One of the most basic, and at the same time, most effective way to light a character or object in a scene, is using a three-point lighting setup. This setup is used extensively by photographers, filmmakers or CGI artists. But as you’ll see in this example, creative use of the three-point lighting method can be used also as a storytelling device.
Let’s quickly describe, what the three-point lighting method is all about. As the name suggests, we’ll be using three lights: key light, fill light and back light. Let’s start with the key light.
Key light is our main source of light. It is the brightest light, which defines the overall direction, angle, color and strength of light and shadows in the scene.
Fill light shines at the subject from the same side, but at a different angle. It has lower intensity than the key light and its main function is to “fill in” the harsh shadows, created by the key light.
Back light, a.k.a. rim light, shines at the subject from behind, creating a light wrap around character/object’s contours, helping thus separate the character/object from the background.
It is also clearly visible, that back light, due to its position, hides the character/object in shadows.
Emotional meaning of shadows:
Everybody will associate different meanings and assign different values to that word, so in the following sentences, I’ll try to describe, what it means to me.
- The first association is something dark, something bad and evil. The dark side of your personality, that nobody should know about.
- Secondly, it may represent your wrongdoings, or demons haunting you for the bad things, you did in your past.
- Next, shadows are kind of mystery, they impose more questions than answers.
- And lastly, shadows may portray evil intentions or plans.
Buzz versus Lotso
The scene starts, when the daycare closes. (Notice the lighting in the scene, telling us that it’s a late afternoon!) Andy’s toys are tired, exhausted and frustrated, because their first playtime in the daycare was a lot different from what they were looking for.
Therefore, Buzz decides to go to visit Lotso (local boss) and talk with him about moving him and his friends to the other room, where they’ll be treated much better.
On his way to Lotso, he has to pass several obstacles and guards. Now, notice the long shadows of the guards in the picture above, caused by the back light. I don’t know what exactly they mean, but on emotional level, it tells me, that these guys are bad.
Continuing on the way, Buzz enters the vending machine, but gets caught later by a big doll baby. He is then moved to the library, when he finally meets Lotso. They have a short argument, after which Lotso decides to reset Buzz, by switching him from the play to demo mode.
In the picture above, we can see Lotso reading the manual, searching for instructions, how to reset Buzz Lightyear to the original factory settings.
What is really exciting here, is the lighting of the scene, primarily the lighting of Lotso. The back light creates nice light wrap (rim) around his contours, but most importantly, because of the missing key and fill light, Lotso’s face is in the shadow.

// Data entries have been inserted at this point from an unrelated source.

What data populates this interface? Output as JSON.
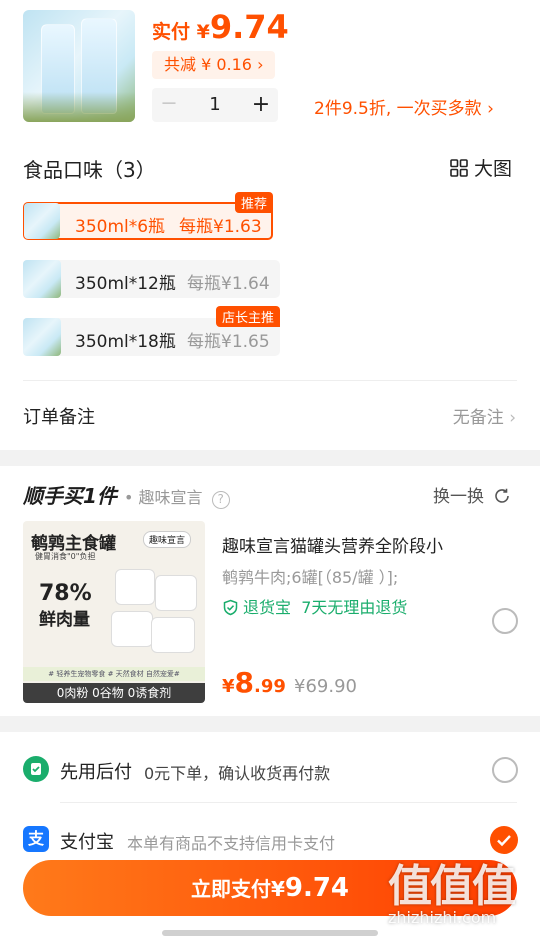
{
  "product": {
    "pay_prefix": "实付 ¥",
    "pay_amount": "9.74",
    "discount_label": "共减 ¥ 0.16",
    "quantity": "1",
    "minus": "－",
    "plus": "+",
    "promo": "2件9.5折, 一次买多款"
  },
  "flavors": {
    "title": "食品口味（3）",
    "big_view": "大图",
    "options": [
      {
        "spec": "350ml*6瓶",
        "per": "每瓶¥1.63",
        "badge": "推荐"
      },
      {
        "spec": "350ml*12瓶",
        "per": "每瓶¥1.64",
        "badge": ""
      },
      {
        "spec": "350ml*18瓶",
        "per": "每瓶¥1.65",
        "badge": "店长主推"
      }
    ]
  },
  "note": {
    "label": "订单备注",
    "value": "无备注"
  },
  "addon": {
    "brand": "顺手买1件",
    "shop": "• 趣味宣言",
    "swap": "换一换",
    "title": "趣味宣言猫罐头营养全阶段小",
    "spec": "鹌鹑牛肉;6罐[（85/罐 ）];",
    "return_label": "退货宝",
    "return_policy": "7天无理由退货",
    "price_symbol": "¥",
    "price_int": "8",
    "price_dec": ".99",
    "orig_price": "¥69.90",
    "img": {
      "headline": "鹌鹑主食罐",
      "subline": "健胃消食\"0\"负担",
      "brand_tag": "趣味宣言",
      "percent": "78%",
      "meat": "鲜肉量",
      "footer1": "# 轻养生宠物零食   # 天然食材 自然宠爱#",
      "footer2": "0肉粉 0谷物 0诱食剂"
    }
  },
  "payment": {
    "methods": [
      {
        "name": "先用后付",
        "desc": "0元下单，确认收货再付款"
      },
      {
        "name": "支付宝",
        "desc": "本单有商品不支持信用卡支付"
      }
    ]
  },
  "pay_button": {
    "label": "立即支付",
    "symbol": "¥",
    "amount": "9.74"
  },
  "watermark": {
    "text": "值值值",
    "url": "zhizhizhi.com"
  },
  "colors": {
    "accent": "#ff5000",
    "green": "#1aad6c",
    "alipay": "#1677ff"
  }
}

Again, emotionally, it really works for me. It shows the dark side of his character and his bad intentions with Buzz.
I can’t wait to watch the movie again and search for other examples of cinematic storytelling. I love you Pixar!